What you should do >> Return the exact lines spanning from the line with "Convert this screenshot" through the last line of the entries, boundaries included, and no others.

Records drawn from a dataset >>
Start of Block
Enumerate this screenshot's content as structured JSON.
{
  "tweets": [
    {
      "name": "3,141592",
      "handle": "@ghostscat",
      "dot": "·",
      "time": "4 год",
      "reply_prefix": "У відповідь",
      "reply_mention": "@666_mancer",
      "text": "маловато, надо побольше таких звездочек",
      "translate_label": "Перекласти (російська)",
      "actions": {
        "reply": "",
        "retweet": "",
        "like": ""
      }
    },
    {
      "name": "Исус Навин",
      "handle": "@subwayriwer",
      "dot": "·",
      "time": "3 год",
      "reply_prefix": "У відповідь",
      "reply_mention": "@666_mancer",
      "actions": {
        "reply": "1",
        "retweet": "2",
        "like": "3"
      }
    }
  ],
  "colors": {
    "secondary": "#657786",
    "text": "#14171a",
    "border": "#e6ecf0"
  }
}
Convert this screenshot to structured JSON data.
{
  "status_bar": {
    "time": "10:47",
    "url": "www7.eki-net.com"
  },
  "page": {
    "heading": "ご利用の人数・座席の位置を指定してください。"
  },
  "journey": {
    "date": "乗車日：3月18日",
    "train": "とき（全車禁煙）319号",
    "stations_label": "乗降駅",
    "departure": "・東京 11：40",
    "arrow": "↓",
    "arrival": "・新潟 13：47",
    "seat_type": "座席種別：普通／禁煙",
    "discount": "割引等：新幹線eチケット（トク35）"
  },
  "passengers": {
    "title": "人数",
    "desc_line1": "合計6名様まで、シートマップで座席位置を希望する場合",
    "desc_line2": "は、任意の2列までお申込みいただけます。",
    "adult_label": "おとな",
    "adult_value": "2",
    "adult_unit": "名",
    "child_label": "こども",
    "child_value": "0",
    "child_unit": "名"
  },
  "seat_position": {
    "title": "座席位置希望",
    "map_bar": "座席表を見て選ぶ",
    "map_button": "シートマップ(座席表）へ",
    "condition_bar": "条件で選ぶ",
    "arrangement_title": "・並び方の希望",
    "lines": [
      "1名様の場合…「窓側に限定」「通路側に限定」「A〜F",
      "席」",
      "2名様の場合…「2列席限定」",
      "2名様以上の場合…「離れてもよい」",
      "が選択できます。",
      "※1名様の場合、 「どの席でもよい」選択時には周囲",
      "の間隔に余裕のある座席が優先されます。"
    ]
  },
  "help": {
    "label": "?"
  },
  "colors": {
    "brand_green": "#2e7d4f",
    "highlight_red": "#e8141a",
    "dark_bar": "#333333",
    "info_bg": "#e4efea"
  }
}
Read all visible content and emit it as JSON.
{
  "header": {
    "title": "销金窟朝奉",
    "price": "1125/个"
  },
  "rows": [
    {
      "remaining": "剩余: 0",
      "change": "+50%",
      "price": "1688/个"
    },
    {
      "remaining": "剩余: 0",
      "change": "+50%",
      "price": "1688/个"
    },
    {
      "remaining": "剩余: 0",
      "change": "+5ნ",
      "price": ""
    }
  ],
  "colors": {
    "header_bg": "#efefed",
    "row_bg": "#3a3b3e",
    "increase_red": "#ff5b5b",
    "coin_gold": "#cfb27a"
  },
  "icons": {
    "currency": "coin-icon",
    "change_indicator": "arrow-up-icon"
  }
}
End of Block
Exercise result >>
Convert this screenshot to structured JSON data.
{
  "status_bar": {
    "time": "10:47",
    "url": "www7.eki-net.com"
  },
  "page": {
    "heading": "ご利用の人数・座席の位置を指定してください。"
  },
  "journey": {
    "date": "乗車日：3月18日",
    "train": "とき（全車禁煙）319号",
    "stations_label": "乗降駅",
    "departure": "・東京 11：40",
    "arrow": "↓",
    "arrival": "・新潟 13：47",
    "seat_type": "座席種別：普通／禁煙",
    "discount": "割引等：新幹線eチケット（トク35）"
  },
  "passengers": {
    "title": "人数",
    "desc_line1": "合計6名様まで、シートマップで座席位置を希望する場合",
    "desc_line2": "は、任意の2列までお申込みいただけます。",
    "adult_label": "おとな",
    "adult_value": "2",
    "adult_unit": "名",
    "child_label": "こども",
    "child_value": "0",
    "child_unit": "名"
  },
  "seat_position": {
    "title": "座席位置希望",
    "map_bar": "座席表を見て選ぶ",
    "map_button": "シートマップ(座席表）へ",
    "condition_bar": "条件で選ぶ",
    "arrangement_title": "・並び方の希望",
    "lines": [
      "1名様の場合…「窓側に限定」「通路側に限定」「A〜F",
      "席」",
      "2名様の場合…「2列席限定」",
      "2名様以上の場合…「離れてもよい」",
      "が選択できます。",
      "※1名様の場合、 「どの席でもよい」選択時には周囲",
      "の間隔に余裕のある座席が優先されます。"
    ]
  },
  "help": {
    "label": "?"
  },
  "colors": {
    "brand_green": "#2e7d4f",
    "highlight_red": "#e8141a",
    "dark_bar": "#333333",
    "info_bg": "#e4efea"
  }
}
Read all visible content and emit it as JSON.
{
  "header": {
    "title": "销金窟朝奉",
    "price": "1125/个"
  },
  "rows": [
    {
      "remaining": "剩余: 0",
      "change": "+50%",
      "price": "1688/个"
    },
    {
      "remaining": "剩余: 0",
      "change": "+50%",
      "price": "1688/个"
    },
    {
      "remaining": "剩余: 0",
      "change": "+5ნ",
      "price": ""
    }
  ],
  "colors": {
    "header_bg": "#efefed",
    "row_bg": "#3a3b3e",
    "increase_red": "#ff5b5b",
    "coin_gold": "#cfb27a"
  },
  "icons": {
    "currency": "coin-icon",
    "change_indicator": "arrow-up-icon"
  }
}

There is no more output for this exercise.